Make an exact copy of every entry, leaving the pictures out.

· · · ·

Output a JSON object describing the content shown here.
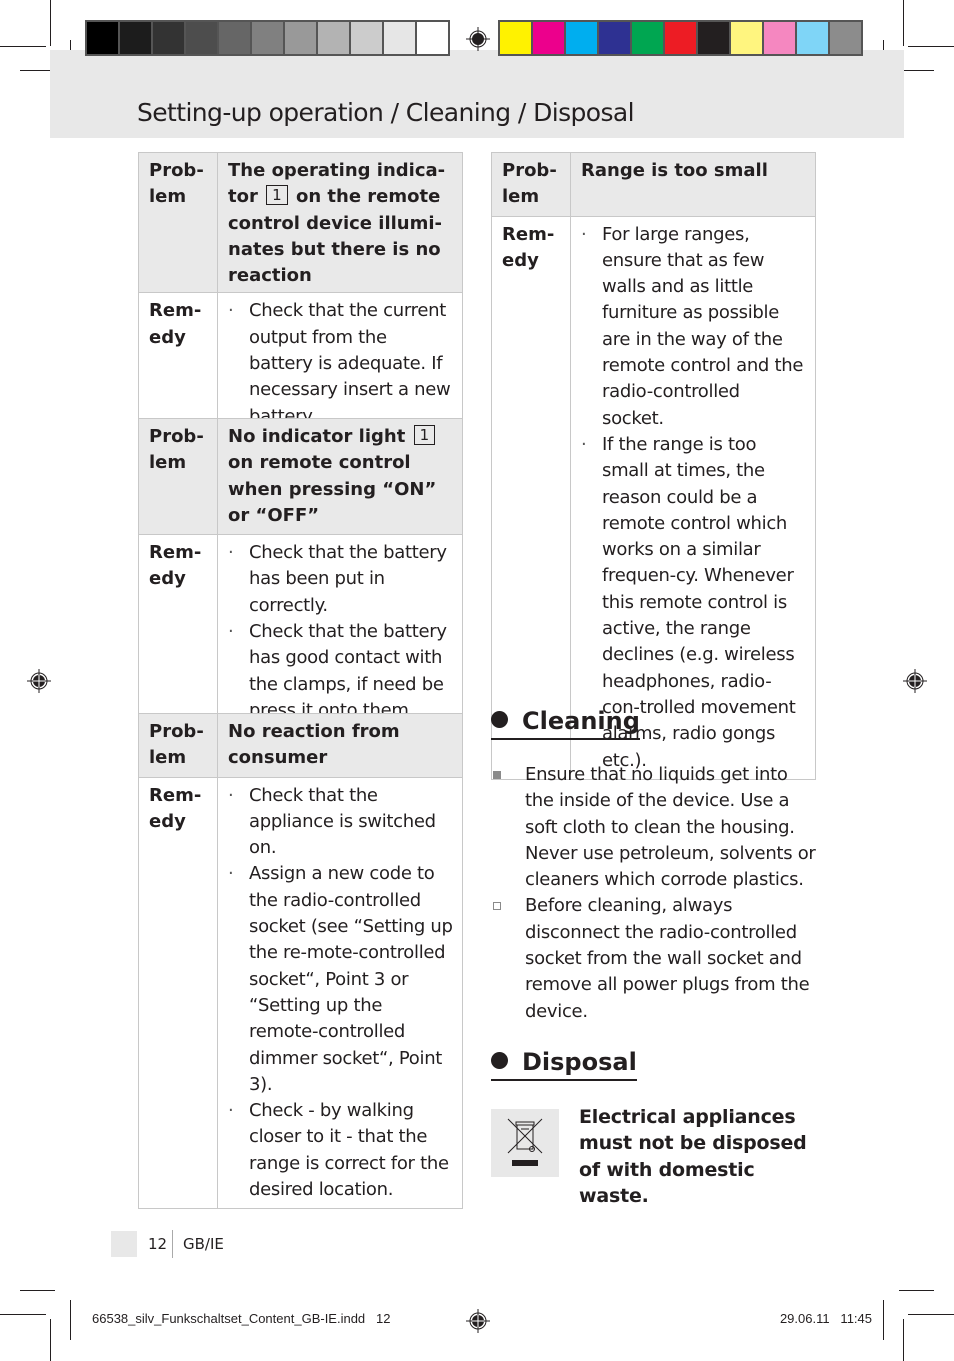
{
  "header": {
    "title": "Setting-up operation / Cleaning / Disposal"
  },
  "print_marks": {
    "gray_swatches": [
      "#000000",
      "#1c1c1c",
      "#333333",
      "#4d4d4d",
      "#666666",
      "#808080",
      "#999999",
      "#b3b3b3",
      "#cccccc",
      "#e6e6e6",
      "#ffffff"
    ],
    "color_swatches": [
      "#fff200",
      "#ec008c",
      "#00aeef",
      "#2e3192",
      "#00a651",
      "#ed1c24",
      "#231f20",
      "#fff57f",
      "#f587c0",
      "#7fd5f7",
      "#8c8c8c"
    ]
  },
  "troubleshooting": {
    "problem_label": "Prob-lem",
    "problem_label_line1": "Prob-",
    "problem_label_line2": "lem",
    "remedy_label_line1": "Rem-",
    "remedy_label_line2": "edy",
    "tables": [
      {
        "problem_pre": "The operating indica-tor",
        "problem_ref": "1",
        "problem_post": "on the remote control device illumi-nates but there is no reaction",
        "remedies": [
          "Check that the current output from the battery is adequate. If necessary insert a new battery."
        ]
      },
      {
        "problem_pre": "No indicator light",
        "problem_ref": "1",
        "problem_post": "on remote control when pressing “ON” or “OFF”",
        "remedies": [
          "Check that the battery has been put in correctly.",
          "Check that the battery has good contact with the clamps, if need be press it onto them."
        ]
      },
      {
        "problem": "No reaction from consumer",
        "remedies": [
          "Check that the appliance is switched on.",
          "Assign a new code to the radio-controlled socket (see “Setting up the re-mote-controlled socket“, Point 3 or “Setting up the remote-controlled dimmer socket“, Point 3).",
          "Check - by walking closer to it - that the range is correct for the desired location."
        ]
      },
      {
        "problem": "Range is too small",
        "remedies": [
          "For large ranges, ensure that as few walls and as little furniture as possible are in the way of the remote control and the radio-controlled socket.",
          "If the range is too small at times, the reason could be a remote control which works on a similar frequen-cy. Whenever this remote control is active, the range declines (e.g. wireless headphones, radio-con-trolled movement alarms, radio gongs etc.)."
        ]
      }
    ]
  },
  "cleaning": {
    "heading": "Cleaning",
    "items": [
      "Ensure that no liquids get into the inside of the device. Use a soft cloth to clean the housing. Never use petroleum, solvents or cleaners which corrode plastics.",
      "Before cleaning, always disconnect the radio-controlled socket from the wall socket and remove all power plugs from the device."
    ]
  },
  "disposal": {
    "heading": "Disposal",
    "icon": "crossed-out-wheelie-bin-icon",
    "warning": "Electrical appliances must not be disposed of with domestic waste."
  },
  "footer": {
    "page_number": "12",
    "language": "GB/IE",
    "slug_file": "66538_silv_Funkschaltset_Content_GB-IE.indd   12",
    "slug_date": "29.06.11   11:45"
  }
}
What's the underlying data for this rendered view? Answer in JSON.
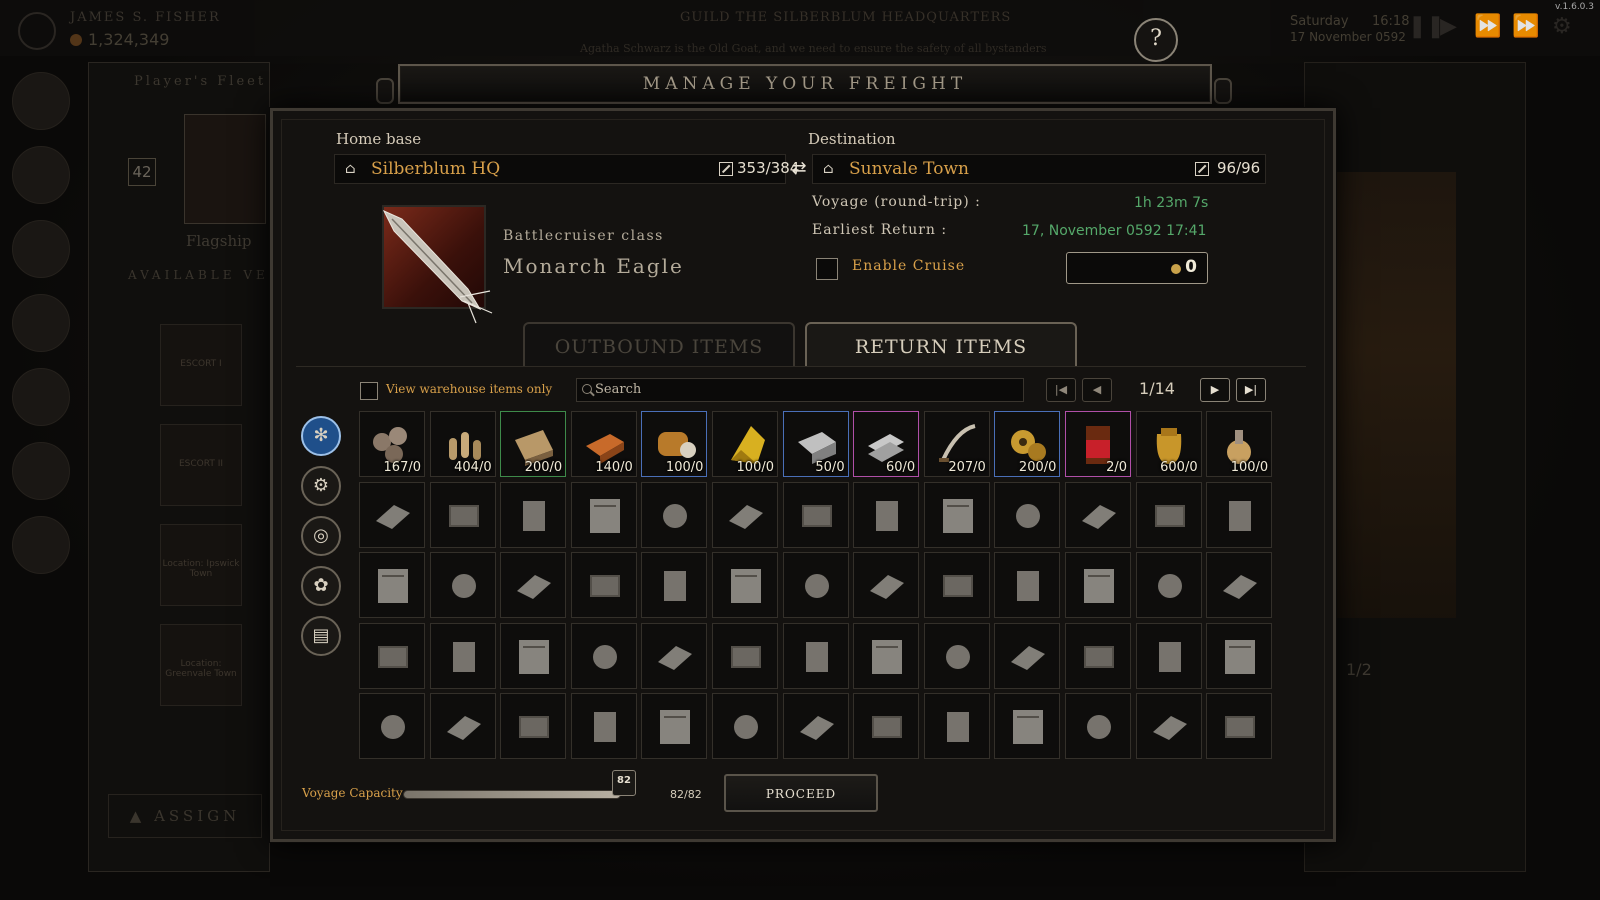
{
  "background": {
    "player_name": "JAMES S. FISHER",
    "money": "1,324,349",
    "quest_title": "GUILD THE SILBERBLUM HEADQUARTERS",
    "quest_subtitle": "Agatha Schwarz is the Old Goat, and we need to ensure the safety of all bystanders",
    "day": "Saturday",
    "date": "17 November 0592",
    "time": "16:18",
    "version": "v.1.6.0.3",
    "fleet_title": "Player's Fleet",
    "fleet_count": "42",
    "flagship_label": "Flagship",
    "available_label": "AVAILABLE VE",
    "escorts": [
      "ESCORT I",
      "ESCORT II",
      "Location: Ipswick Town",
      "Location: Greenvale Town"
    ],
    "assign_label": "ASSIGN",
    "right_page": "1/2"
  },
  "dialog": {
    "title": "MANAGE YOUR FREIGHT",
    "home": {
      "label": "Home base",
      "name": "Silberblum HQ",
      "capacity": "353/384"
    },
    "destination": {
      "label": "Destination",
      "name": "Sunvale Town",
      "capacity": "96/96"
    },
    "ship": {
      "class": "Battlecruiser class",
      "name": "Monarch Eagle"
    },
    "voyage": {
      "roundtrip_label": "Voyage (round-trip) :",
      "roundtrip_value": "1h 23m 7s",
      "return_label": "Earliest Return :",
      "return_value": "17, November 0592 17:41"
    },
    "cruise": {
      "label": "Enable Cruise",
      "checked": false,
      "cost": "0"
    },
    "tabs": [
      {
        "label": "OUTBOUND ITEMS",
        "active": false
      },
      {
        "label": "RETURN ITEMS",
        "active": true
      }
    ],
    "warehouse_only_label": "View warehouse items only",
    "search_placeholder": "Search",
    "page": "1/14",
    "categories": [
      "snowflake-icon",
      "gear-icon",
      "resources-icon",
      "settings-icon",
      "book-icon"
    ],
    "items_row1": [
      {
        "icon": "iron-balls",
        "count": "167/0",
        "rarity": ""
      },
      {
        "icon": "bullets",
        "count": "404/0",
        "rarity": ""
      },
      {
        "icon": "timber",
        "count": "200/0",
        "rarity": "green"
      },
      {
        "icon": "copper-ingot",
        "count": "140/0",
        "rarity": ""
      },
      {
        "icon": "gear-tank",
        "count": "100/0",
        "rarity": "blue"
      },
      {
        "icon": "gold-cloth",
        "count": "100/0",
        "rarity": ""
      },
      {
        "icon": "steel-block",
        "count": "50/0",
        "rarity": "blue"
      },
      {
        "icon": "silver-bars",
        "count": "60/0",
        "rarity": "purple"
      },
      {
        "icon": "sword",
        "count": "207/0",
        "rarity": ""
      },
      {
        "icon": "golden-gears",
        "count": "200/0",
        "rarity": "blue"
      },
      {
        "icon": "chocolate-bar",
        "count": "2/0",
        "rarity": "purple"
      },
      {
        "icon": "grain-sack",
        "count": "600/0",
        "rarity": ""
      },
      {
        "icon": "potion-flask",
        "count": "100/0",
        "rarity": ""
      }
    ],
    "capacity_label": "Voyage Capacity",
    "capacity_current": 82,
    "capacity_max": 82,
    "capacity_knob": "82",
    "capacity_text": "82/82",
    "proceed_label": "PROCEED"
  }
}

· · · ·

* [Answer to this task]:
Output a JSON object describing the content shown here.
{
  "header": {
    "title": "Setting-up operation / Cleaning / Disposal"
  },
  "print_marks": {
    "gray_swatches": [
      "#000000",
      "#1c1c1c",
      "#333333",
      "#4d4d4d",
      "#666666",
      "#808080",
      "#999999",
      "#b3b3b3",
      "#cccccc",
      "#e6e6e6",
      "#ffffff"
    ],
    "color_swatches": [
      "#fff200",
      "#ec008c",
      "#00aeef",
      "#2e3192",
      "#00a651",
      "#ed1c24",
      "#231f20",
      "#fff57f",
      "#f587c0",
      "#7fd5f7",
      "#8c8c8c"
    ]
  },
  "troubleshooting": {
    "problem_label": "Prob-lem",
    "problem_label_line1": "Prob-",
    "problem_label_line2": "lem",
    "remedy_label_line1": "Rem-",
    "remedy_label_line2": "edy",
    "tables": [
      {
        "problem_pre": "The operating indica-tor",
        "problem_ref": "1",
        "problem_post": "on the remote control device illumi-nates but there is no reaction",
        "remedies": [
          "Check that the current output from the battery is adequate. If necessary insert a new battery."
        ]
      },
      {
        "problem_pre": "No indicator light",
        "problem_ref": "1",
        "problem_post": "on remote control when pressing “ON” or “OFF”",
        "remedies": [
          "Check that the battery has been put in correctly.",
          "Check that the battery has good contact with the clamps, if need be press it onto them."
        ]
      },
      {
        "problem": "No reaction from consumer",
        "remedies": [
          "Check that the appliance is switched on.",
          "Assign a new code to the radio-controlled socket (see “Setting up the re-mote-controlled socket“, Point 3 or “Setting up the remote-controlled dimmer socket“, Point 3).",
          "Check - by walking closer to it - that the range is correct for the desired location."
        ]
      },
      {
        "problem": "Range is too small",
        "remedies": [
          "For large ranges, ensure that as few walls and as little furniture as possible are in the way of the remote control and the radio-controlled socket.",
          "If the range is too small at times, the reason could be a remote control which works on a similar frequen-cy. Whenever this remote control is active, the range declines (e.g. wireless headphones, radio-con-trolled movement alarms, radio gongs etc.)."
        ]
      }
    ]
  },
  "cleaning": {
    "heading": "Cleaning",
    "items": [
      "Ensure that no liquids get into the inside of the device. Use a soft cloth to clean the housing. Never use petroleum, solvents or cleaners which corrode plastics.",
      "Before cleaning, always disconnect the radio-controlled socket from the wall socket and remove all power plugs from the device."
    ]
  },
  "disposal": {
    "heading": "Disposal",
    "icon": "crossed-out-wheelie-bin-icon",
    "warning": "Electrical appliances must not be disposed of with domestic waste."
  },
  "footer": {
    "page_number": "12",
    "language": "GB/IE",
    "slug_file": "66538_silv_Funkschaltset_Content_GB-IE.indd   12",
    "slug_date": "29.06.11   11:45"
  }
}
What's the underlying data for this rendered view? Answer in JSON.
{
  "background": {
    "player_name": "JAMES S. FISHER",
    "money": "1,324,349",
    "quest_title": "GUILD THE SILBERBLUM HEADQUARTERS",
    "quest_subtitle": "Agatha Schwarz is the Old Goat, and we need to ensure the safety of all bystanders",
    "day": "Saturday",
    "date": "17 November 0592",
    "time": "16:18",
    "version": "v.1.6.0.3",
    "fleet_title": "Player's Fleet",
    "fleet_count": "42",
    "flagship_label": "Flagship",
    "available_label": "AVAILABLE VE",
    "escorts": [
      "ESCORT I",
      "ESCORT II",
      "Location: Ipswick Town",
      "Location: Greenvale Town"
    ],
    "assign_label": "ASSIGN",
    "right_page": "1/2"
  },
  "dialog": {
    "title": "MANAGE YOUR FREIGHT",
    "home": {
      "label": "Home base",
      "name": "Silberblum HQ",
      "capacity": "353/384"
    },
    "destination": {
      "label": "Destination",
      "name": "Sunvale Town",
      "capacity": "96/96"
    },
    "ship": {
      "class": "Battlecruiser class",
      "name": "Monarch Eagle"
    },
    "voyage": {
      "roundtrip_label": "Voyage (round-trip) :",
      "roundtrip_value": "1h 23m 7s",
      "return_label": "Earliest Return :",
      "return_value": "17, November 0592 17:41"
    },
    "cruise": {
      "label": "Enable Cruise",
      "checked": false,
      "cost": "0"
    },
    "tabs": [
      {
        "label": "OUTBOUND ITEMS",
        "active": false
      },
      {
        "label": "RETURN ITEMS",
        "active": true
      }
    ],
    "warehouse_only_label": "View warehouse items only",
    "search_placeholder": "Search",
    "page": "1/14",
    "categories": [
      "snowflake-icon",
      "gear-icon",
      "resources-icon",
      "settings-icon",
      "book-icon"
    ],
    "items_row1": [
      {
        "icon": "iron-balls",
        "count": "167/0",
        "rarity": ""
      },
      {
        "icon": "bullets",
        "count": "404/0",
        "rarity": ""
      },
      {
        "icon": "timber",
        "count": "200/0",
        "rarity": "green"
      },
      {
        "icon": "copper-ingot",
        "count": "140/0",
        "rarity": ""
      },
      {
        "icon": "gear-tank",
        "count": "100/0",
        "rarity": "blue"
      },
      {
        "icon": "gold-cloth",
        "count": "100/0",
        "rarity": ""
      },
      {
        "icon": "steel-block",
        "count": "50/0",
        "rarity": "blue"
      },
      {
        "icon": "silver-bars",
        "count": "60/0",
        "rarity": "purple"
      },
      {
        "icon": "sword",
        "count": "207/0",
        "rarity": ""
      },
      {
        "icon": "golden-gears",
        "count": "200/0",
        "rarity": "blue"
      },
      {
        "icon": "chocolate-bar",
        "count": "2/0",
        "rarity": "purple"
      },
      {
        "icon": "grain-sack",
        "count": "600/0",
        "rarity": ""
      },
      {
        "icon": "potion-flask",
        "count": "100/0",
        "rarity": ""
      }
    ],
    "capacity_label": "Voyage Capacity",
    "capacity_current": 82,
    "capacity_max": 82,
    "capacity_knob": "82",
    "capacity_text": "82/82",
    "proceed_label": "PROCEED"
  }
}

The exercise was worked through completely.